**Instructions for the task**
Copy out, from the entries below, each line that holds the string "title".
[Start of section]
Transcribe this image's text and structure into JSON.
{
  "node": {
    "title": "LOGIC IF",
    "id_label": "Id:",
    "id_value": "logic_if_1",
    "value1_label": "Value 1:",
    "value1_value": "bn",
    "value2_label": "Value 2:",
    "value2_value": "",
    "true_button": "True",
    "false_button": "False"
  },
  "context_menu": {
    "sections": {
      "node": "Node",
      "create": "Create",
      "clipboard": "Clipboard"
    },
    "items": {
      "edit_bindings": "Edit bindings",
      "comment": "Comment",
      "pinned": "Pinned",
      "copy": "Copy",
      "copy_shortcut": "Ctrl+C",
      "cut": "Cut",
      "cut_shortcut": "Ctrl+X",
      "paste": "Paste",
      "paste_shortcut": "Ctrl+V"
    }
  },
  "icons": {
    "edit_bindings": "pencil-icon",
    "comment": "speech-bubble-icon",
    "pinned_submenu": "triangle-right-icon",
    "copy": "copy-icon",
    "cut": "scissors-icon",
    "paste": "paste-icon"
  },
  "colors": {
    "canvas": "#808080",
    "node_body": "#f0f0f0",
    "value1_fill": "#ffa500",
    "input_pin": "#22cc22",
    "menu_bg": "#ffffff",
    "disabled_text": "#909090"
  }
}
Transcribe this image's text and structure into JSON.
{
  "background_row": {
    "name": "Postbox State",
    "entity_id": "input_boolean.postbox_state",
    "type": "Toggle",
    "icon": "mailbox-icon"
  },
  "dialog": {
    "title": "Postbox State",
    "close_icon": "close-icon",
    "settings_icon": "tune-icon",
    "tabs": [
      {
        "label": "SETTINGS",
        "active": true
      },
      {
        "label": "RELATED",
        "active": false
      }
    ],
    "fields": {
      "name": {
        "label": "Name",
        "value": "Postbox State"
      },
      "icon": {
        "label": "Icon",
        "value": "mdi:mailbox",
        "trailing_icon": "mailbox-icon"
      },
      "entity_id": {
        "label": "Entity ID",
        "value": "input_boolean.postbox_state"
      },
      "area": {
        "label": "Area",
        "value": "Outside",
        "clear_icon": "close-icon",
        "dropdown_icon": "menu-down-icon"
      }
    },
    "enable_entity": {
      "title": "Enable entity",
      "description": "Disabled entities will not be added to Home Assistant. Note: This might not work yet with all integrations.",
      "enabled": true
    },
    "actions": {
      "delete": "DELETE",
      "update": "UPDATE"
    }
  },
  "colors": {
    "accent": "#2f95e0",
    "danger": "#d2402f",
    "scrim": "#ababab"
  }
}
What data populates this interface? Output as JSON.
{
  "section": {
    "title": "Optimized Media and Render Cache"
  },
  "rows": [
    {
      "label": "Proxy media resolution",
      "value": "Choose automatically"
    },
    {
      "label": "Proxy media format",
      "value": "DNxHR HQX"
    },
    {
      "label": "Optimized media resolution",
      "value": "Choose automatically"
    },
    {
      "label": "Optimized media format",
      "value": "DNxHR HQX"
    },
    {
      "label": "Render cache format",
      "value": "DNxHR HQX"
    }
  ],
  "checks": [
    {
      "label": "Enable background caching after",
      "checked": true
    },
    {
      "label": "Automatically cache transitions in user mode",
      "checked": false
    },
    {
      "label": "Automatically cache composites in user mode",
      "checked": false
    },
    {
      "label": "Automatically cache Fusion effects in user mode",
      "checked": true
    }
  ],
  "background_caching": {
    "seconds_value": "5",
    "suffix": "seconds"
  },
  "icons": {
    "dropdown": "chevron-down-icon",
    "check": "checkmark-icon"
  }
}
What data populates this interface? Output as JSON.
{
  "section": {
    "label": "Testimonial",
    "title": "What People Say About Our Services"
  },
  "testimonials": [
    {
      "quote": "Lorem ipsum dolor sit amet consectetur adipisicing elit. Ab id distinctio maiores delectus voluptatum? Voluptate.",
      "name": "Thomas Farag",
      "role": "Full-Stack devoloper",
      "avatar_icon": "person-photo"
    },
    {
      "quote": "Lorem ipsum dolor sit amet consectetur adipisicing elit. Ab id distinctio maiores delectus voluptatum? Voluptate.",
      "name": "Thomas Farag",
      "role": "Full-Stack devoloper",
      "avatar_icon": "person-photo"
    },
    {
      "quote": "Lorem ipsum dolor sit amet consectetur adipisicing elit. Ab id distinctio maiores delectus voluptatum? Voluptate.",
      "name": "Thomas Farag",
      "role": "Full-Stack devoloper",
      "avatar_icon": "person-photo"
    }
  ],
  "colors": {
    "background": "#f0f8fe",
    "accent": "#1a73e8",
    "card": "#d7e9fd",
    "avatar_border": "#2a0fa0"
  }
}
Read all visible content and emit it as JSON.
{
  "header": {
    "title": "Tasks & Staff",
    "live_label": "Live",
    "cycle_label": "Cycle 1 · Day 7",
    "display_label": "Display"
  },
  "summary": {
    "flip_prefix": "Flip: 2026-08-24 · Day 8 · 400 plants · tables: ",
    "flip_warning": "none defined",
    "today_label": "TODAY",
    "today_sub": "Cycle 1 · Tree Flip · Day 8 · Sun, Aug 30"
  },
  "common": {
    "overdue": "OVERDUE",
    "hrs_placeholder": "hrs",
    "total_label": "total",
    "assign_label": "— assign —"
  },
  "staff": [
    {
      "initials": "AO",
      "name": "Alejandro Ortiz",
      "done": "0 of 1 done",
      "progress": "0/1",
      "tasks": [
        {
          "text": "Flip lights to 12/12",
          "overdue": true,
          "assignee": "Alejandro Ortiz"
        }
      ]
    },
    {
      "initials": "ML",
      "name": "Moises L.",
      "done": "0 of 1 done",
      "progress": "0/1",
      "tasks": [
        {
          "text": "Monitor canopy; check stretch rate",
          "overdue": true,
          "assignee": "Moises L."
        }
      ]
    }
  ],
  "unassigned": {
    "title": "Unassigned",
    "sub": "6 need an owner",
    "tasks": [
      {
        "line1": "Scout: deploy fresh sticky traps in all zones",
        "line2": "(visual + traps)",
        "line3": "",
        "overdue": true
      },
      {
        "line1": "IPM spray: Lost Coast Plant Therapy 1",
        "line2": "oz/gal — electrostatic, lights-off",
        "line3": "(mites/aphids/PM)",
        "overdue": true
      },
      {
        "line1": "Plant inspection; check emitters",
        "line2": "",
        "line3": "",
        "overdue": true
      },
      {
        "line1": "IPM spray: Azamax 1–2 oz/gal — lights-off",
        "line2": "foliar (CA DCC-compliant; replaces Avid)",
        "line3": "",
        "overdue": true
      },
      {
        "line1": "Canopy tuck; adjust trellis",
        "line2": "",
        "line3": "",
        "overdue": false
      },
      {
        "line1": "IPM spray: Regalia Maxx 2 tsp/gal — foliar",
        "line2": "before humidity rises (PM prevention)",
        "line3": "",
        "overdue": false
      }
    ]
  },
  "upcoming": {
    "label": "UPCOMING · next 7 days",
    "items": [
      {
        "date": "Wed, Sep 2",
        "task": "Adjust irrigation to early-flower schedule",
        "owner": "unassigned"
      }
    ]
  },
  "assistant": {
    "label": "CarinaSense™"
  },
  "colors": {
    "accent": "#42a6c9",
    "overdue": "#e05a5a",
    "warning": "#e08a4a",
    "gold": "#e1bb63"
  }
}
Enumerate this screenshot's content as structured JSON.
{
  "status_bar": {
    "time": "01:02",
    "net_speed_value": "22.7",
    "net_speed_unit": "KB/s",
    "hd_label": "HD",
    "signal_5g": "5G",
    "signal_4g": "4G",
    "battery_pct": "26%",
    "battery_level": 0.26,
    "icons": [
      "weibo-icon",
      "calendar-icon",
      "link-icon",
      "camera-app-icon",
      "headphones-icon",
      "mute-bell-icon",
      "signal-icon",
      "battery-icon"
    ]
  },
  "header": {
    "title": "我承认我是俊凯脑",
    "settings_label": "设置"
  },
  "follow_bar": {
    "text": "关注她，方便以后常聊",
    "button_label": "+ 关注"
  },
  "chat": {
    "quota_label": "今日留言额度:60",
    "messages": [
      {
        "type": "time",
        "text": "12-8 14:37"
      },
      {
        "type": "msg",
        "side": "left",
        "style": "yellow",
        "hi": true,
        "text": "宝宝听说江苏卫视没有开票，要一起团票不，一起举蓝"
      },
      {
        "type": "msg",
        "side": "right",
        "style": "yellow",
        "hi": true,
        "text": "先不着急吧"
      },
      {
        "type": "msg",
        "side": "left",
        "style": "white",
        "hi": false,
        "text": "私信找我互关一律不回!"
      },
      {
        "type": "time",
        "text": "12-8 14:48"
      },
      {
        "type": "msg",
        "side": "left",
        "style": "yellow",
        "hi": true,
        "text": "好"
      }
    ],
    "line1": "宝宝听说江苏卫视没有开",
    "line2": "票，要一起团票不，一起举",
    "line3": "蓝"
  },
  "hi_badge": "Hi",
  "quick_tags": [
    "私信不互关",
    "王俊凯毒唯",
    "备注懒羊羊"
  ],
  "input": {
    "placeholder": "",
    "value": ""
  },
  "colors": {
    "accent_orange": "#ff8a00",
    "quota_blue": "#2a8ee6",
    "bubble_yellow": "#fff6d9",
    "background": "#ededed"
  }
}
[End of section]
**Written solution**
    "title": "LOGIC IF",
    "title": "Postbox State",
      "title": "Enable entity",
    "title": "Optimized Media and Render Cache"
    "title": "What People Say About Our Services"
    "title": "Tasks & Staff",
    "title": "Unassigned",
    "title": "我承认我是俊凯脑",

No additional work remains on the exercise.